### Required action
Find and return every line of the data that contains the word "accounts".

[[ Raw data open ]]

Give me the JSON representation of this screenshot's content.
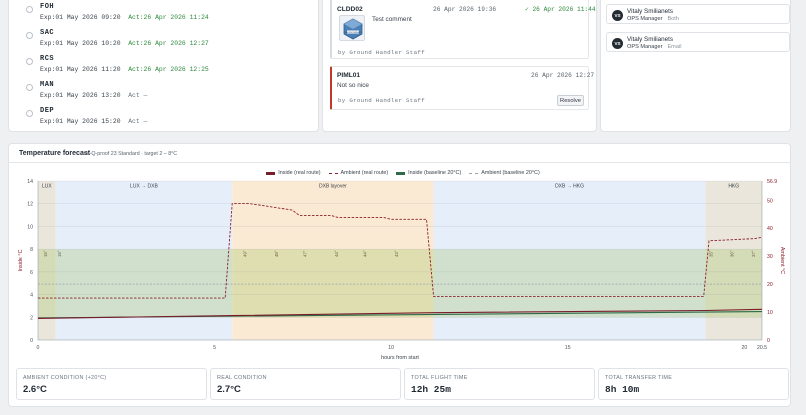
{
  "milestones": [
    {
      "code": "FOH",
      "exp": "Exp:01 May 2026 09:20",
      "act": "Act:26 Apr 2026 11:24",
      "done": true
    },
    {
      "code": "SAC",
      "exp": "Exp:01 May 2026 10:20",
      "act": "Act:26 Apr 2026 12:27",
      "done": true
    },
    {
      "code": "RCS",
      "exp": "Exp:01 May 2026 11:20",
      "act": "Act:26 Apr 2026 12:25",
      "done": true
    },
    {
      "code": "MAN",
      "exp": "Exp:01 May 2026 13:20",
      "act": "Act —",
      "done": false
    },
    {
      "code": "DEP",
      "exp": "Exp:01 May 2026 15:20",
      "act": "Act —",
      "done": false
    }
  ],
  "comments": [
    {
      "title": "CLDD02",
      "date": "26 Apr 2026 19:36",
      "resolved": "✓ 26 Apr 2026 11:44",
      "text": "Test comment",
      "by": "by Ground Handler Staff",
      "thumb_label": "ENVIROTAINER"
    },
    {
      "title": "PIML01",
      "date": "26 Apr 2026 12:27",
      "text": "Not so nice",
      "by": "by Ground Handler Staff",
      "resolve_label": "Resolve"
    }
  ],
  "recipients": [
    {
      "initials": "VS",
      "name": "Vitaly Smilianets",
      "role": "OPS Manager",
      "channel": "Both"
    },
    {
      "initials": "VS",
      "name": "Vitaly Smilianets",
      "role": "OPS Manager",
      "channel": "Email"
    }
  ],
  "forecast": {
    "title": "Temperature forecast",
    "subtitle": "va-Q-proof 23 Standard · target 2 – 8°C",
    "legend": [
      {
        "label": "Inside (real route)",
        "color": "#7a1d2a",
        "style": "solid"
      },
      {
        "label": "Ambient (real route)",
        "color": "#8b1f2b",
        "style": "dashed"
      },
      {
        "label": "Inside (baseline 20°C)",
        "color": "#2e6b4a",
        "style": "solid"
      },
      {
        "label": "Ambient (baseline 20°C)",
        "color": "#9ea6ad",
        "style": "dashed"
      }
    ]
  },
  "chart_data": {
    "type": "line",
    "xlabel": "hours from start",
    "ylabel_left": "Inside °C",
    "ylabel_right": "Ambient °C",
    "xlim": [
      0,
      20.5
    ],
    "x_ticks": [
      "0",
      "5",
      "10",
      "15",
      "20",
      "20.5"
    ],
    "ylim_left": [
      0,
      14
    ],
    "y_ticks_left": [
      "0",
      "2",
      "4",
      "6",
      "8",
      "10",
      "12",
      "14"
    ],
    "ylim_right": [
      0,
      56.9
    ],
    "y_ticks_right": [
      "0",
      "10",
      "20",
      "30",
      "40",
      "50",
      "56.9"
    ],
    "target_band": [
      2,
      8
    ],
    "phases": [
      {
        "label": "LUX",
        "x0": 0,
        "x1": 0.5,
        "color": "#eae6dc"
      },
      {
        "label": "LUX → DXB",
        "x0": 0.5,
        "x1": 5.5,
        "color": "#e6eefa"
      },
      {
        "label": "DXB layover",
        "x0": 5.5,
        "x1": 11.2,
        "color": "#fbead3"
      },
      {
        "label": "DXB → HKG",
        "x0": 11.2,
        "x1": 18.9,
        "color": "#e6eefa"
      },
      {
        "label": "HKG",
        "x0": 18.9,
        "x1": 20.5,
        "color": "#eae6dc"
      }
    ],
    "series": [
      {
        "name": "Inside (real route)",
        "x": [
          0,
          5.5,
          11.2,
          18.9,
          20.5
        ],
        "y": [
          1.9,
          2.15,
          2.4,
          2.6,
          2.7
        ]
      },
      {
        "name": "Ambient (real route)",
        "x": [
          0,
          5.3,
          5.5,
          6.0,
          7.2,
          7.4,
          8.3,
          8.5,
          9.8,
          10.0,
          11.0,
          11.2,
          18.85,
          19.0,
          20.3,
          20.5
        ],
        "y": [
          15,
          15,
          48.8,
          48.8,
          46.5,
          44.6,
          44.6,
          43.8,
          43.8,
          43.2,
          43.2,
          15.6,
          15.6,
          35.5,
          36.3,
          36.8
        ]
      },
      {
        "name": "Inside (baseline 20°C)",
        "x": [
          0,
          20.5
        ],
        "y": [
          1.95,
          2.5
        ]
      },
      {
        "name": "Ambient (baseline 20°C)",
        "x": [
          0,
          20.5
        ],
        "y": [
          20,
          20
        ]
      }
    ],
    "ambient_labels": [
      {
        "x": 0.25,
        "text": "15°"
      },
      {
        "x": 0.65,
        "text": "15°"
      },
      {
        "x": 5.9,
        "text": "49°"
      },
      {
        "x": 6.8,
        "text": "48°"
      },
      {
        "x": 7.6,
        "text": "47°"
      },
      {
        "x": 8.5,
        "text": "44°"
      },
      {
        "x": 9.3,
        "text": "44°"
      },
      {
        "x": 10.2,
        "text": "43°"
      },
      {
        "x": 19.1,
        "text": "35°"
      },
      {
        "x": 19.7,
        "text": "36°"
      },
      {
        "x": 20.3,
        "text": "37°"
      }
    ]
  },
  "stats": [
    {
      "label": "AMBIENT CONDITION (+20°C)",
      "value": "2.6°C",
      "mono": false
    },
    {
      "label": "REAL CONDITION",
      "value": "2.7°C",
      "mono": false
    },
    {
      "label": "TOTAL FLIGHT TIME",
      "value": "12h 25m",
      "mono": true
    },
    {
      "label": "TOTAL TRANSFER TIME",
      "value": "8h 10m",
      "mono": true
    }
  ]
}
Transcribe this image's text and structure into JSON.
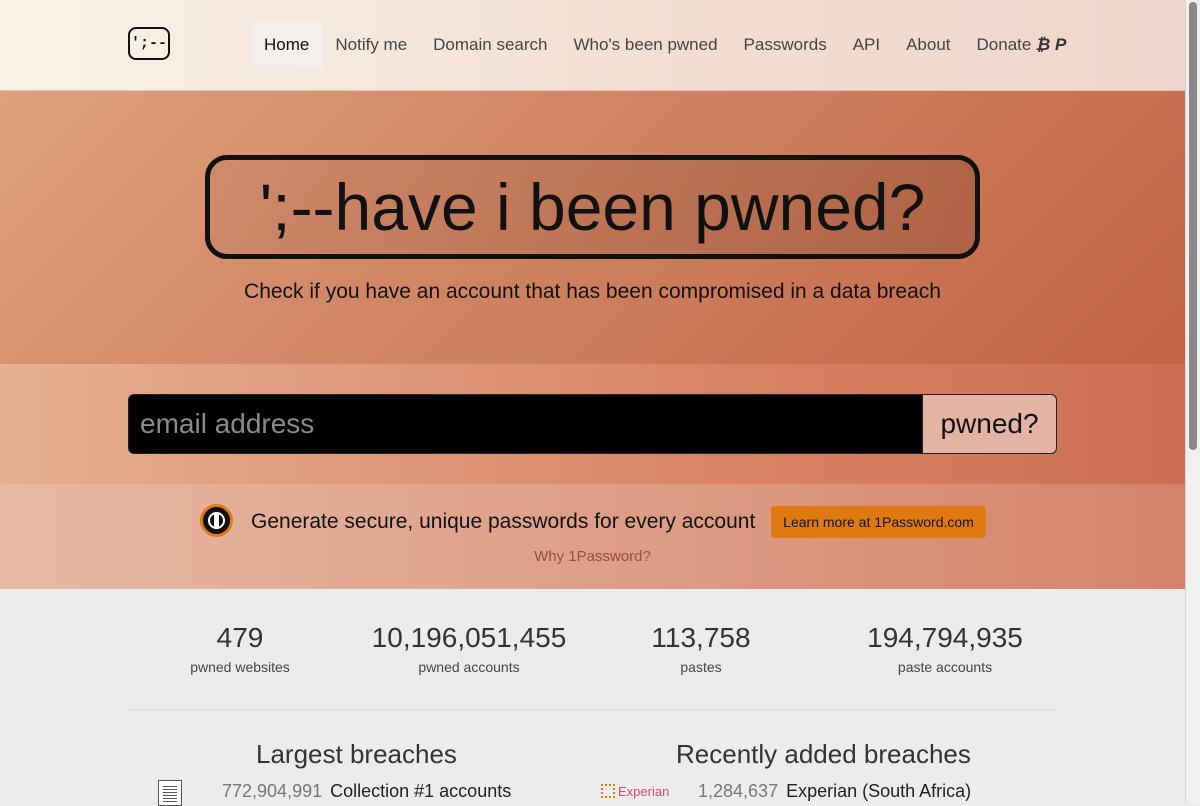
{
  "nav": {
    "logo_text": "';--",
    "items": [
      {
        "label": "Home",
        "active": true
      },
      {
        "label": "Notify me"
      },
      {
        "label": "Domain search"
      },
      {
        "label": "Who's been pwned"
      },
      {
        "label": "Passwords"
      },
      {
        "label": "API"
      },
      {
        "label": "About"
      },
      {
        "label": "Donate"
      }
    ],
    "donate_icons": [
      "bitcoin-icon",
      "paypal-icon"
    ]
  },
  "hero": {
    "title": "';--have i been pwned?",
    "tagline": "Check if you have an account that has been compromised in a data breach"
  },
  "search": {
    "placeholder": "email address",
    "button_label": "pwned?"
  },
  "promo": {
    "text": "Generate secure, unique passwords for every account",
    "button_label": "Learn more at 1Password.com",
    "link_label": "Why 1Password?"
  },
  "stats": [
    {
      "value": "479",
      "label": "pwned websites"
    },
    {
      "value": "10,196,051,455",
      "label": "pwned accounts"
    },
    {
      "value": "113,758",
      "label": "pastes"
    },
    {
      "value": "194,794,935",
      "label": "paste accounts"
    }
  ],
  "largest_breaches": {
    "title": "Largest breaches",
    "items": [
      {
        "count": "772,904,991",
        "name": "Collection #1 accounts"
      }
    ]
  },
  "recent_breaches": {
    "title": "Recently added breaches",
    "items": [
      {
        "count": "1,284,637",
        "name": "Experian (South Africa)",
        "logo_text": "Experian"
      }
    ]
  },
  "colors": {
    "hero_gradient_start": "#dfa07e",
    "hero_gradient_end": "#c36444",
    "promo_button": "#e07a10"
  }
}
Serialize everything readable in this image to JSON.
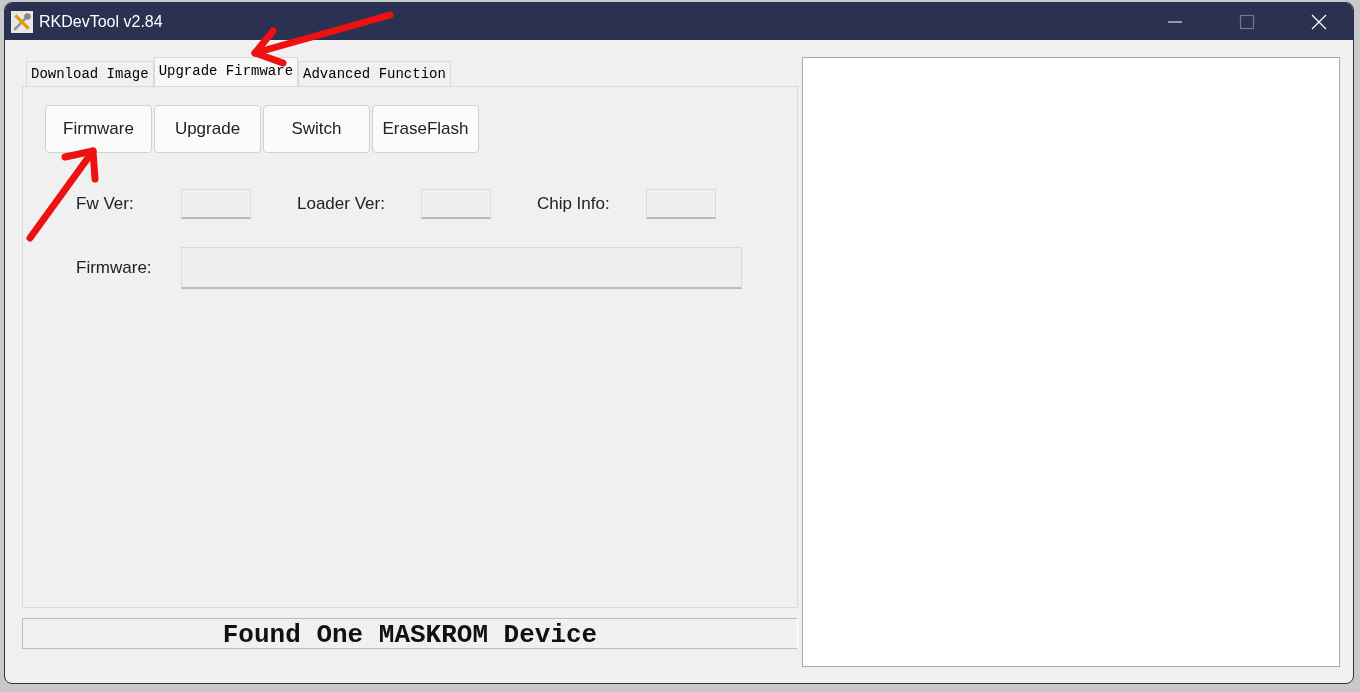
{
  "window": {
    "title": "RKDevTool v2.84",
    "controls": [
      {
        "kind": "minimize",
        "disabled": false
      },
      {
        "kind": "maximize",
        "disabled": true
      },
      {
        "kind": "close",
        "disabled": false
      }
    ]
  },
  "tabs": [
    {
      "label": "Download Image",
      "selected": false
    },
    {
      "label": "Upgrade Firmware",
      "selected": true
    },
    {
      "label": "Advanced Function",
      "selected": false
    }
  ],
  "buttons": [
    "Firmware",
    "Upgrade",
    "Switch",
    "EraseFlash"
  ],
  "info_rows": [
    [
      {
        "label": "Fw Ver:",
        "kind": "short"
      },
      {
        "label": "Loader Ver:",
        "kind": "short"
      },
      {
        "label": "Chip Info:",
        "kind": "short"
      }
    ],
    [
      {
        "label": "Firmware:",
        "kind": "wide"
      }
    ]
  ],
  "status_bar": "Found One MASKROM Device"
}
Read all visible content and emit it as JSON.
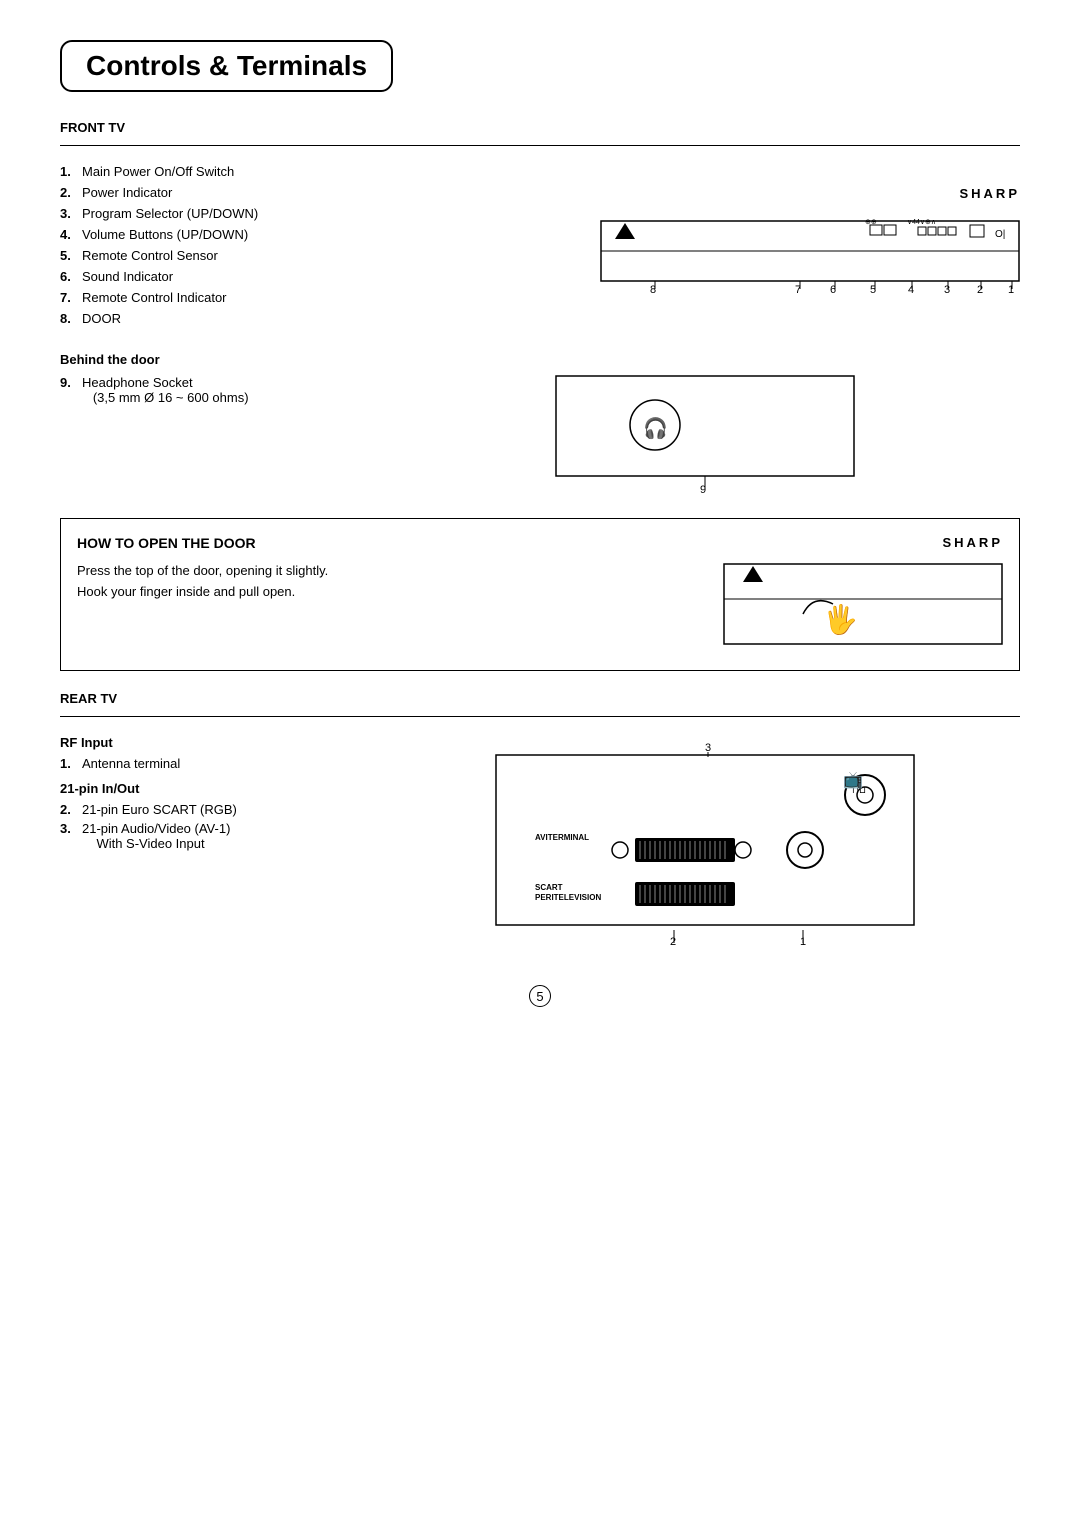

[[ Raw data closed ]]

### Your response
      "label": "pwned accounts"
      "label": "paste accounts"
        "name": "Collection #1 accounts"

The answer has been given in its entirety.